It ended last year. Several factors — including fewer volunteers, decreasing corporate sponsors and dropping attendance — led to the end of the family-friendly, alcohol-free event.

In a few years, First Night will join other season celebrations — Festival Italiano, anyone? — in the “remember when?” category.

For now, here’s a fond look back at First Nights past:

Horse-drawn sleighs roamed downtown. Photo/Dan Woog)

Fireworks over the Saugatuck (Drone photo/John Videler for Videler Photography)

A mother wrangles her young son at the Saugatuck Elementary School bounce house. (Photo/Dan Woog)

The Westport Astronomical Society hauled out some serious telescopes. (Photo/Dan Woog)

And, for good measure, let’s remember the Christmas crane that towered over Westport just 4 years ago, during the construction of Bedford Square.

(Photo/Wendy Cusick)

 

Friday Flashback #172

Back in the day, restaurants handed out matches like, well, candy mints.

Back in the day too — when alert “06880” reader/beloved sailing instructor John Kantor was smoking — he collected them.

The other day — in the back of a closet — he found his collection.

They range from old favorites (Arrow, Allen’s Clam House, Manero’s) to barely remembered spots (Beansprout, Panda Pavilion, Boss Tweed’s).

Turns out, restaurants still give away matches. John’s collection includes Dunville’s, Sakura’s, even Bartaco — places still very much alive and well.

Although, if you need all those matches to light cigarettes, you may not be for long.

(NOTE: As a special “06880” gift, John Kantor will send a high-res digital copy of this poster to anyone who wants it. Just email hijkantor@yahoo.com. What a great way to “light up” your holiday!)

Friday Flashback #171

Last week’s Friday Flashback — an aerial view of downtown from the 1930s — drew a number of comments.

Readers noted the old Saugatuck River bridge, and wondered if vessels passed beneath it. They talked about the importance of maritime commerce to the growth of downtown, and mentioned the majesty of National Hall.

And they commented on the trolleys that once rolled along the Post Road.

The photo inspired alert “06880” reader Chip Stephens to send along this painting.

For many years, it hung in Dr. Peter Ferrara’s dental office here.
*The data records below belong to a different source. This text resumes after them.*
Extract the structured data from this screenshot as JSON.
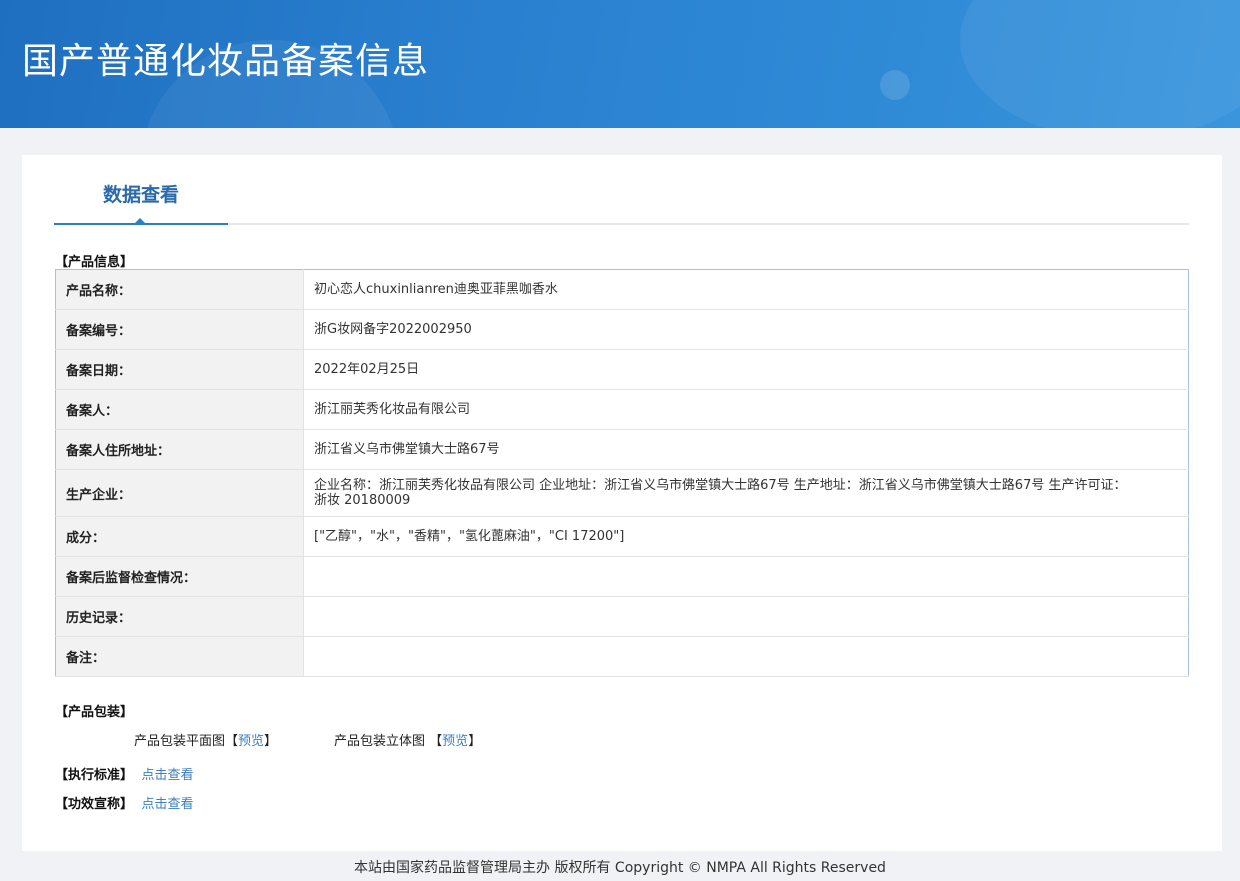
{
  "header": {
    "title": "国产普通化妆品备案信息"
  },
  "tab": {
    "label": "数据查看"
  },
  "sections": {
    "product_info": "【产品信息】",
    "packaging": "【产品包装】",
    "standard": "【执行标准】",
    "efficacy": "【功效宣称】"
  },
  "rows": [
    {
      "label": "产品名称：",
      "value": "初心恋人chuxinlianren迪奥亚菲黑咖香水"
    },
    {
      "label": "备案编号：",
      "value": "浙G妆网备字2022002950"
    },
    {
      "label": "备案日期：",
      "value": "2022年02月25日"
    },
    {
      "label": "备案人：",
      "value": "浙江丽芙秀化妆品有限公司"
    },
    {
      "label": "备案人住所地址：",
      "value": "浙江省义乌市佛堂镇大士路67号"
    },
    {
      "label": "生产企业：",
      "value": "企业名称：浙江丽芙秀化妆品有限公司 企业地址：浙江省义乌市佛堂镇大士路67号 生产地址：浙江省义乌市佛堂镇大士路67号 生产许可证：浙妆 20180009"
    },
    {
      "label": "成分：",
      "value": "[\"乙醇\"，\"水\"，\"香精\"，\"氢化蓖麻油\"，\"CI 17200\"]"
    },
    {
      "label": "备案后监督检查情况：",
      "value": ""
    },
    {
      "label": "历史记录：",
      "value": ""
    },
    {
      "label": "备注：",
      "value": ""
    }
  ],
  "packaging": {
    "flat_label": "产品包装平面图",
    "solid_label": "产品包装立体图",
    "preview": "预览",
    "lb": "【",
    "rb": "】"
  },
  "links": {
    "view": "点击查看"
  },
  "footer": "本站由国家药品监督管理局主办 版权所有 Copyright © NMPA All Rights Reserved"
}
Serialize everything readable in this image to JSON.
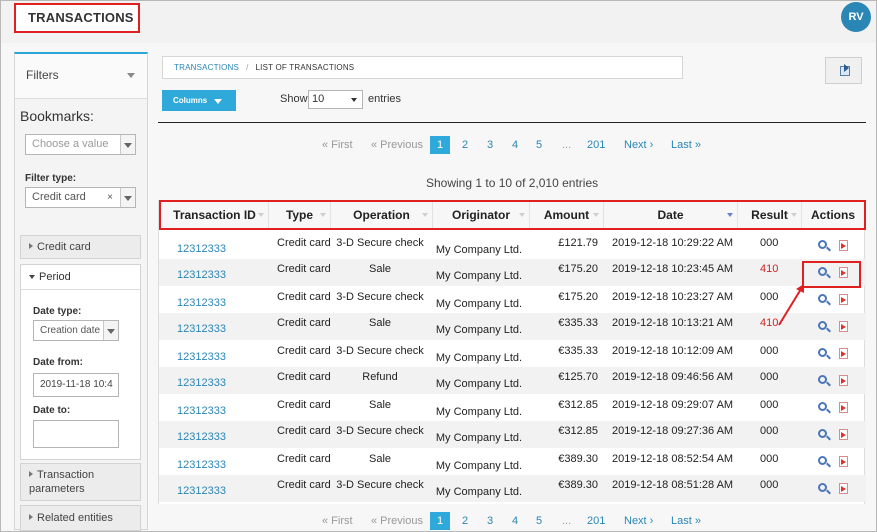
{
  "header": {
    "title": "TRANSACTIONS",
    "avatar_initials": "RV"
  },
  "sidebar": {
    "filters_label": "Filters",
    "bookmarks_label": "Bookmarks:",
    "bookmarks_placeholder": "Choose a value",
    "filter_type_label": "Filter type:",
    "filter_type_value": "Credit card",
    "filter_clear": "×",
    "sections": {
      "credit_card": "Credit card",
      "period": "Period",
      "transaction_parameters_1": "Transaction",
      "transaction_parameters_2": "parameters",
      "related_entities": "Related entities"
    },
    "period": {
      "date_type_label": "Date type:",
      "date_type_value": "Creation date",
      "date_from_label": "Date from:",
      "date_from_value": "2019-11-18 10:4",
      "date_to_label": "Date to:",
      "date_to_value": ""
    }
  },
  "breadcrumb": {
    "root": "TRANSACTIONS",
    "separator": "/",
    "current": "LIST OF TRANSACTIONS"
  },
  "toolbar": {
    "columns_label": "Columns",
    "show_label": "Show",
    "page_size": "10",
    "entries_label": "entries"
  },
  "pagination": {
    "first": "« First",
    "previous": "« Previous",
    "pages": [
      "1",
      "2",
      "3",
      "4",
      "5"
    ],
    "ellipsis": "...",
    "last_page": "201",
    "next": "Next ›",
    "last": "Last »"
  },
  "info": "Showing 1 to 10 of 2,010 entries",
  "table": {
    "headers": [
      "Transaction ID",
      "Type",
      "Operation",
      "Originator",
      "Amount",
      "Date",
      "Result",
      "Actions"
    ],
    "rows": [
      {
        "id": "12312333",
        "type": "Credit card",
        "operation": "3-D Secure check",
        "originator": "My Company Ltd.",
        "amount": "£121.79",
        "date": "2019-12-18 10:29:22 AM",
        "result": "000"
      },
      {
        "id": "12312333",
        "type": "Credit card",
        "operation": "Sale",
        "originator": "My Company Ltd.",
        "amount": "€175.20",
        "date": "2019-12-18 10:23:45 AM",
        "result": "410"
      },
      {
        "id": "12312333",
        "type": "Credit card",
        "operation": "3-D Secure check",
        "originator": "My Company Ltd.",
        "amount": "€175.20",
        "date": "2019-12-18 10:23:27 AM",
        "result": "000"
      },
      {
        "id": "12312333",
        "type": "Credit card",
        "operation": "Sale",
        "originator": "My Company Ltd.",
        "amount": "€335.33",
        "date": "2019-12-18 10:13:21 AM",
        "result": "410"
      },
      {
        "id": "12312333",
        "type": "Credit card",
        "operation": "3-D Secure check",
        "originator": "My Company Ltd.",
        "amount": "€335.33",
        "date": "2019-12-18 10:12:09 AM",
        "result": "000"
      },
      {
        "id": "12312333",
        "type": "Credit card",
        "operation": "Refund",
        "originator": "My Company Ltd.",
        "amount": "€125.70",
        "date": "2019-12-18 09:46:56 AM",
        "result": "000"
      },
      {
        "id": "12312333",
        "type": "Credit card",
        "operation": "Sale",
        "originator": "My Company Ltd.",
        "amount": "€312.85",
        "date": "2019-12-18 09:29:07 AM",
        "result": "000"
      },
      {
        "id": "12312333",
        "type": "Credit card",
        "operation": "3-D Secure check",
        "originator": "My Company Ltd.",
        "amount": "€312.85",
        "date": "2019-12-18 09:27:36 AM",
        "result": "000"
      },
      {
        "id": "12312333",
        "type": "Credit card",
        "operation": "Sale",
        "originator": "My Company Ltd.",
        "amount": "€389.30",
        "date": "2019-12-18 08:52:54 AM",
        "result": "000"
      },
      {
        "id": "12312333",
        "type": "Credit card",
        "operation": "3-D Secure check",
        "originator": "My Company Ltd.",
        "amount": "€389.30",
        "date": "2019-12-18 08:51:28 AM",
        "result": "000"
      }
    ]
  },
  "colors": {
    "accent": "#2ea9da",
    "link": "#2a86b4",
    "highlight": "#e02020",
    "error": "#cc2222"
  },
  "icons": {
    "view": "magnifier-icon",
    "pdf": "pdf-icon",
    "export": "export-icon"
  }
}
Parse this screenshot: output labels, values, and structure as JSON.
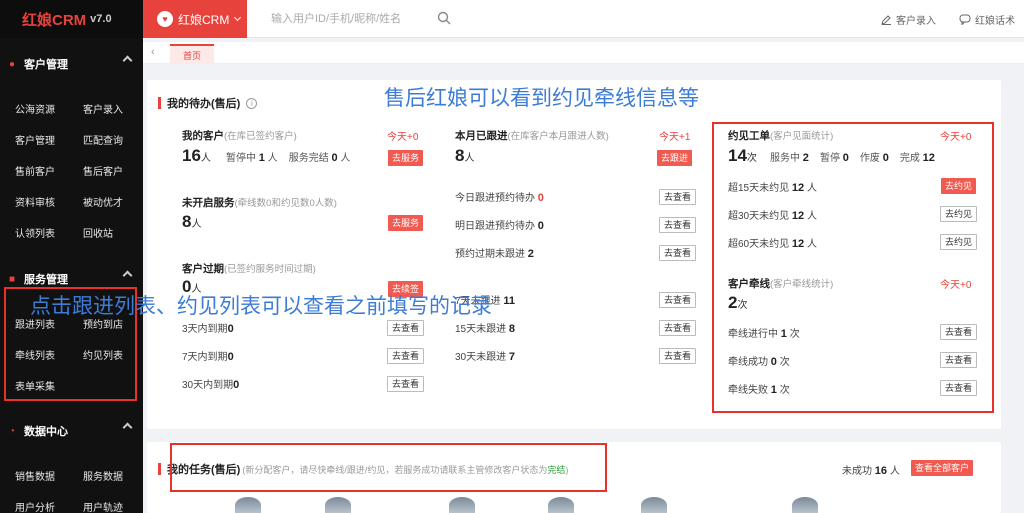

Drawn by Al Willmott — a noted illustrator in the late 20th century — it shows a Westport from decades earlier.

It’s all there: National Hall. The bridge. A merchant ship.

And — my favorite — the trolley.

Friday Flashback #170

This aerial fascinating photo of downtown Westport in the 1930s was posted to Facebook by Bill Stanton.

The view is toward the east (top).

Among the intriguing sights:

  • At the bottom is National Hall. Just to its north sits a substantial-looking building that must have been torn down long ago. Today it’s the site of Bartaco.
  • The bridge across the Saugatuck River is much narrower than the current span. The river itself is wider than at present. Parker Harding Plaza has not yet been built. Water laps up against the back of buildings on the west side of Main Street.
  • The Westport Public Library (now a pop-up art gallery, at 1 Main Street) is the large building just to the left of the eastern end of the bridge.
  • Look closely (top center). You can see the gas station that is now Vineyard Vines.

What else do you notice? Click “Comments” below.

Friday Flashback #169

From time to time, “06880” readers mention Thompson’s or Colgan’s. Those were the 2 names — at different times — for the business on the corner of the Post Road (then called State Street) and Taylor Place.

It was an old-fashioned, community drugstore. There was “luncheonette” service, and a soda fountain (handy for Staples High students; they could walk over after school, from nearby Riverside Avenue). Paperback books were sold from revolving metal racks. You don’t see places like that anymore — not in Westport, anyway.

Today, Thompson’s/Colgan’s is Tiffany. [Insert your own comment here.]

Across Taylor Place was Muriel’s. Designed like one of the trolleys that passed right by it, Muriel’s was an old-fashioned, community diner. It burned to the ground in a 1970s fire.

This photo was taken a couple of decades earlier. It’s hard to tell the season — early spring? late fall? — and I don’t know what brought so many people (with American flags) downtown.

It seems like a special day. But every day, really, was special at the downtown drugstore, and Muriel’s.